Hermann Tilke has played down fears F1’s newest venue in Baku might not be safe enough.
As the sport’s travelling circus set up in the historic Azerbaijan capital this week, two respected journalists wondered whether F1 had compromised safety by green-lighting the fastest ever street circuit.
Roger Benoit, writing for Blick, said the sport is preparing for its “most dangerous weekend” with speeds set to match or perhaps even surpass those seen at Monza.
“At those speeds, with walls on both sides and run-off scarce, the risk of serious consequences is great,” agreed Livio Orrichio, writing for Brazil’s Globo.
And as the drivers and engineers did their customary pre-weekend ‘track walks’, one unnamed source told Spain’s El Confidencial: “The walls are everywhere. It is a very dangerous circuit.”
But circuit architect Hermann Tilke said safety has been taken seriously in Baku.
“The corners are fast but very smooth with soft walls, the same technology as is used on the American ovals,” he said.
As for the extremely high speeds and the lack of run-off areas, Tilke answered: “That’s up to the FIA.

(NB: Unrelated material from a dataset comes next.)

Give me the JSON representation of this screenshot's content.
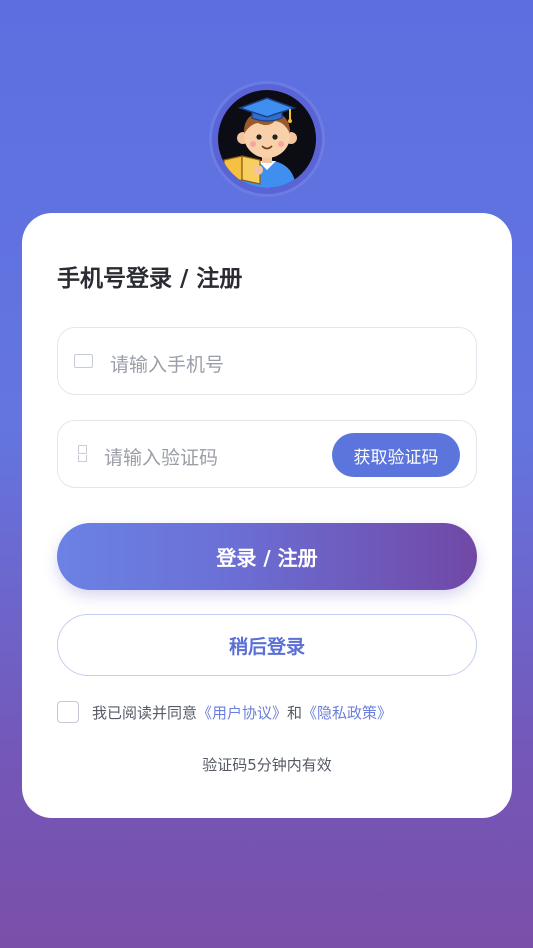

“They sent their delegate (Charlie Whiting) here and worked hard to make it safe.”